Restate every record that follows, keeping it exact.

BEGIN Records shown

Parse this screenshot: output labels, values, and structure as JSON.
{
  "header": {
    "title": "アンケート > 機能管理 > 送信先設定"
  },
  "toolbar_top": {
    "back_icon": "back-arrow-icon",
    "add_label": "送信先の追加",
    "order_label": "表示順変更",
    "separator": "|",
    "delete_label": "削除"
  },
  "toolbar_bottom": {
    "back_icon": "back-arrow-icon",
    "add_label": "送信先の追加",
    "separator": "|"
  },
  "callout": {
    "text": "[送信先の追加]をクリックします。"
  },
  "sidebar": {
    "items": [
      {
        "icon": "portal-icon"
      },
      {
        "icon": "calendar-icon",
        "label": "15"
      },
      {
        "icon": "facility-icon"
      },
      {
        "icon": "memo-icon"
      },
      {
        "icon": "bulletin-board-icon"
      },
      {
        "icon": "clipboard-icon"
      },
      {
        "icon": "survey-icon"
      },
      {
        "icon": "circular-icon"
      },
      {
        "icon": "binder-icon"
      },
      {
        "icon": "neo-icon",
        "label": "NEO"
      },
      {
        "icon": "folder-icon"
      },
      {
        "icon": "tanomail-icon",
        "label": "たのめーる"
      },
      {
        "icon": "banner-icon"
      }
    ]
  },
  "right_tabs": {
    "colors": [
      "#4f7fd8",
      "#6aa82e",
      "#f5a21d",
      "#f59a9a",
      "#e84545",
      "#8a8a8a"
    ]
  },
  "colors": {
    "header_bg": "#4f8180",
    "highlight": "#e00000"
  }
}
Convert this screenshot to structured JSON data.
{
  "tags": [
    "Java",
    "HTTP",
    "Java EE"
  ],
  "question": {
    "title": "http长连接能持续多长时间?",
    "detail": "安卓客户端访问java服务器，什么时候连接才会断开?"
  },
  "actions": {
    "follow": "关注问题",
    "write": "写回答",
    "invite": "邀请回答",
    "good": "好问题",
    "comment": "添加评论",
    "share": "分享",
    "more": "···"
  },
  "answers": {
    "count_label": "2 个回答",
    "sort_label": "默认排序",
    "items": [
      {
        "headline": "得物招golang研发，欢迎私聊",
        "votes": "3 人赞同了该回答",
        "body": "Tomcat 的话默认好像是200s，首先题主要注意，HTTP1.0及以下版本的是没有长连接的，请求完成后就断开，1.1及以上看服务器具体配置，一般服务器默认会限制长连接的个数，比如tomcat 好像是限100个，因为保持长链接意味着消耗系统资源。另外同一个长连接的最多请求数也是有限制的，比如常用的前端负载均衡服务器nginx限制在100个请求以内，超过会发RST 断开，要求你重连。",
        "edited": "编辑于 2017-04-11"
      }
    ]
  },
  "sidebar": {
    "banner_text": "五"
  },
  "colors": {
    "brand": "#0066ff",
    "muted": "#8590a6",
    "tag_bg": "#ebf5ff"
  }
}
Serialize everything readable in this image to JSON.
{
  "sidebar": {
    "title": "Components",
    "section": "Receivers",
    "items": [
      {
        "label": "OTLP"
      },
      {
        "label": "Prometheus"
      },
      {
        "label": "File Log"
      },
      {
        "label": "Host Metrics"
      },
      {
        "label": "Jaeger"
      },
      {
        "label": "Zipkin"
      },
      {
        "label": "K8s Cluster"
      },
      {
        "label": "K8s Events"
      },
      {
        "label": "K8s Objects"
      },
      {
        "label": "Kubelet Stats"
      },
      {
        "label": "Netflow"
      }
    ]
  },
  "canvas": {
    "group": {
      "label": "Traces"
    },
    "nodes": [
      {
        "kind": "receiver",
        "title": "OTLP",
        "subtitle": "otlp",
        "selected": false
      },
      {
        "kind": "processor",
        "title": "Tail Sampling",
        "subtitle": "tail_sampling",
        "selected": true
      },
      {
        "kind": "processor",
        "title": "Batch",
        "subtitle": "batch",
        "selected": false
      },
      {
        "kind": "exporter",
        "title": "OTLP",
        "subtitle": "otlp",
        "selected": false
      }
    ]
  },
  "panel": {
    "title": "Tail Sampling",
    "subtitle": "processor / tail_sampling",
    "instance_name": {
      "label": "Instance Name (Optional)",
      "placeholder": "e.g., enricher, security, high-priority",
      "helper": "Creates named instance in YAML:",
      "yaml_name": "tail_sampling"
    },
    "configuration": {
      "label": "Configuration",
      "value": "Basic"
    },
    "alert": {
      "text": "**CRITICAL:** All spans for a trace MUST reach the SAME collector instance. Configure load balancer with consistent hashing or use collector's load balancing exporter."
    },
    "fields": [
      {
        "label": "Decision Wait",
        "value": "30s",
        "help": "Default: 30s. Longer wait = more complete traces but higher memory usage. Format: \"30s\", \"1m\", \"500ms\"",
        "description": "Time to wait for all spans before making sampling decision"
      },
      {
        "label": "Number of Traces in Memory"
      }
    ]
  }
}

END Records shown

• Solved problem
Parse this screenshot: output labels, values, and structure as JSON.
{
  "header": {
    "title": "アンケート > 機能管理 > 送信先設定"
  },
  "toolbar_top": {
    "back_icon": "back-arrow-icon",
    "add_label": "送信先の追加",
    "order_label": "表示順変更",
    "separator": "|",
    "delete_label": "削除"
  },
  "toolbar_bottom": {
    "back_icon": "back-arrow-icon",
    "add_label": "送信先の追加",
    "separator": "|"
  },
  "callout": {
    "text": "[送信先の追加]をクリックします。"
  },
  "sidebar": {
    "items": [
      {
        "icon": "portal-icon"
      },
      {
        "icon": "calendar-icon",
        "label": "15"
      },
      {
        "icon": "facility-icon"
      },
      {
        "icon": "memo-icon"
      },
      {
        "icon": "bulletin-board-icon"
      },
      {
        "icon": "clipboard-icon"
      },
      {
        "icon": "survey-icon"
      },
      {
        "icon": "circular-icon"
      },
      {
        "icon": "binder-icon"
      },
      {
        "icon": "neo-icon",
        "label": "NEO"
      },
      {
        "icon": "folder-icon"
      },
      {
        "icon": "tanomail-icon",
        "label": "たのめーる"
      },
      {
        "icon": "banner-icon"
      }
    ]
  },
  "right_tabs": {
    "colors": [
      "#4f7fd8",
      "#6aa82e",
      "#f5a21d",
      "#f59a9a",
      "#e84545",
      "#8a8a8a"
    ]
  },
  "colors": {
    "header_bg": "#4f8180",
    "highlight": "#e00000"
  }
}
Convert this screenshot to structured JSON data.
{
  "tags": [
    "Java",
    "HTTP",
    "Java EE"
  ],
  "question": {
    "title": "http长连接能持续多长时间?",
    "detail": "安卓客户端访问java服务器，什么时候连接才会断开?"
  },
  "actions": {
    "follow": "关注问题",
    "write": "写回答",
    "invite": "邀请回答",
    "good": "好问题",
    "comment": "添加评论",
    "share": "分享",
    "more": "···"
  },
  "answers": {
    "count_label": "2 个回答",
    "sort_label": "默认排序",
    "items": [
      {
        "headline": "得物招golang研发，欢迎私聊",
        "votes": "3 人赞同了该回答",
        "body": "Tomcat 的话默认好像是200s，首先题主要注意，HTTP1.0及以下版本的是没有长连接的，请求完成后就断开，1.1及以上看服务器具体配置，一般服务器默认会限制长连接的个数，比如tomcat 好像是限100个，因为保持长链接意味着消耗系统资源。另外同一个长连接的最多请求数也是有限制的，比如常用的前端负载均衡服务器nginx限制在100个请求以内，超过会发RST 断开，要求你重连。",
        "edited": "编辑于 2017-04-11"
      }
    ]
  },
  "sidebar": {
    "banner_text": "五"
  },
  "colors": {
    "brand": "#0066ff",
    "muted": "#8590a6",
    "tag_bg": "#ebf5ff"
  }
}
Serialize everything readable in this image to JSON.
{
  "sidebar": {
    "title": "Components",
    "section": "Receivers",
    "items": [
      {
        "label": "OTLP"
      },
      {
        "label": "Prometheus"
      },
      {
        "label": "File Log"
      },
      {
        "label": "Host Metrics"
      },
      {
        "label": "Jaeger"
      },
      {
        "label": "Zipkin"
      },
      {
        "label": "K8s Cluster"
      },
      {
        "label": "K8s Events"
      },
      {
        "label": "K8s Objects"
      },
      {
        "label": "Kubelet Stats"
      },
      {
        "label": "Netflow"
      }
    ]
  },
  "canvas": {
    "group": {
      "label": "Traces"
    },
    "nodes": [
      {
        "kind": "receiver",
        "title": "OTLP",
        "subtitle": "otlp",
        "selected": false
      },
      {
        "kind": "processor",
        "title": "Tail Sampling",
        "subtitle": "tail_sampling",
        "selected": true
      },
      {
        "kind": "processor",
        "title": "Batch",
        "subtitle": "batch",
        "selected": false
      },
      {
        "kind": "exporter",
        "title": "OTLP",
        "subtitle": "otlp",
        "selected": false
      }
    ]
  },
  "panel": {
    "title": "Tail Sampling",
    "subtitle": "processor / tail_sampling",
    "instance_name": {
      "label": "Instance Name (Optional)",
      "placeholder": "e.g., enricher, security, high-priority",
      "helper": "Creates named instance in YAML:",
      "yaml_name": "tail_sampling"
    },
    "configuration": {
      "label": "Configuration",
      "value": "Basic"
    },
    "alert": {
      "text": "**CRITICAL:** All spans for a trace MUST reach the SAME collector instance. Configure load balancer with consistent hashing or use collector's load balancing exporter."
    },
    "fields": [
      {
        "label": "Decision Wait",
        "value": "30s",
        "help": "Default: 30s. Longer wait = more complete traces but higher memory usage. Format: \"30s\", \"1m\", \"500ms\"",
        "description": "Time to wait for all spans before making sampling decision"
      },
      {
        "label": "Number of Traces in Memory"
      }
    ]
  }
}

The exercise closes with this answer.